To The Herald-Whig:
I found the supplement in a recent Sunday paper on the Quincy Veterans Home enlightening. The history article gave Mayor Parkhurst a lot of credit for Quincy being selected. Another Quincyan who should not be forgotten in this 125th anniversary of the home is Col. W.W. Berry.
As a child, my grandparents took me to the home and showed me Berry's name in flowers near the old administration building. Parts of the following are taken from the 18th Biennial Report of the Board of State Commissioners on Public Charities.
The 34th General Assembly on June 26, 1885, passed a measure providing for the establishment of a Soldiers' and Sailors Home for IIllinois veterans of the Mexican and Civil Wars. The law became operative July 1, 1885 with the following commissioners on location appointed by Governor Oglesby: Col W.W. Berry of Quincy, Chairman; F.E. Bryant of Bement; H.T. Noble of Dixon; M.C. Crawford of Jonesboro; Gen. M.R.M. Wallace of Chicago; Fred O. White of Aurora and H.M. Hall of Olney. Berry most likely was chosen being a prominent resident of Quincy as well as influential in the Illinois and national Grand Army of the Republic. The GAR was a Civil War veterans organization which was lobbying the state for the veterans home since all national homes were full due to the large number of veterans.
Many sites were offered for the location of the institution, but after due consideration, and in appreciation of the efforts and good judgment of Col. W.W. Berry, the commission chose a tract of land of 142 acres, which was afterward increased by purchase to 222 acres.
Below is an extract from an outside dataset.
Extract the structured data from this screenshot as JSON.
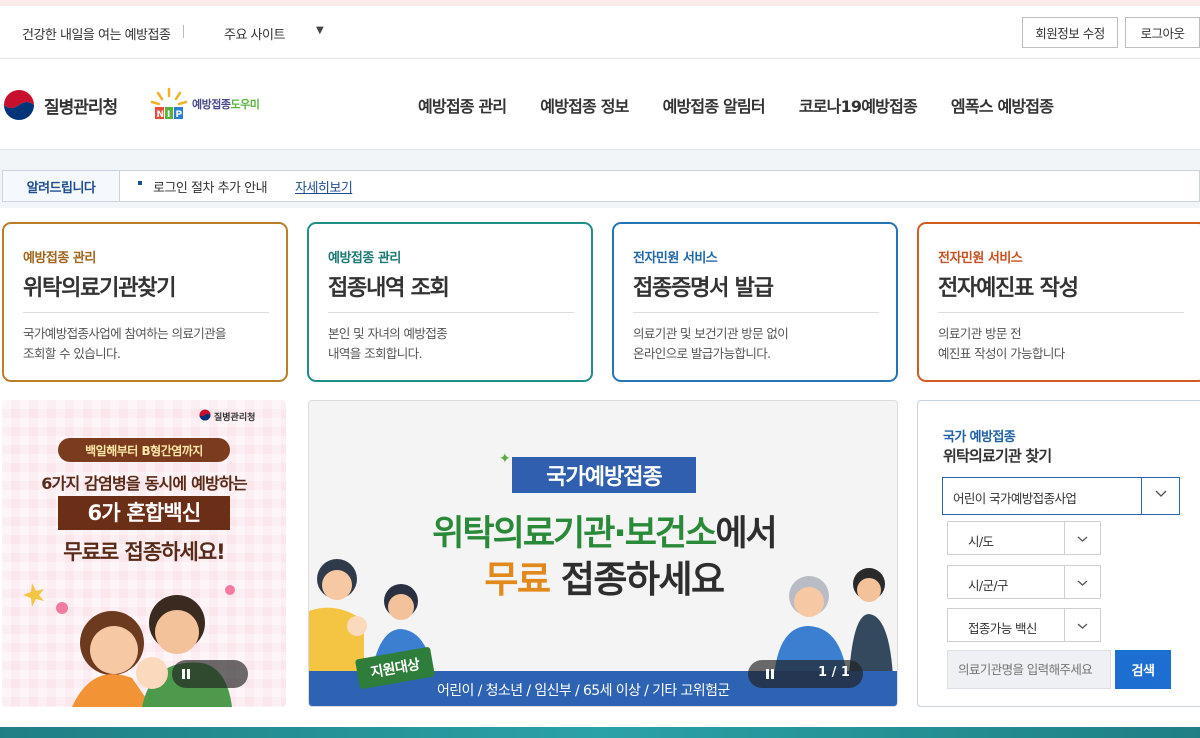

The home was opened in March 1887. Considering the pressure from other cities, I think Berry may have had the most influence upon Quincy being selected and should not be overlooked.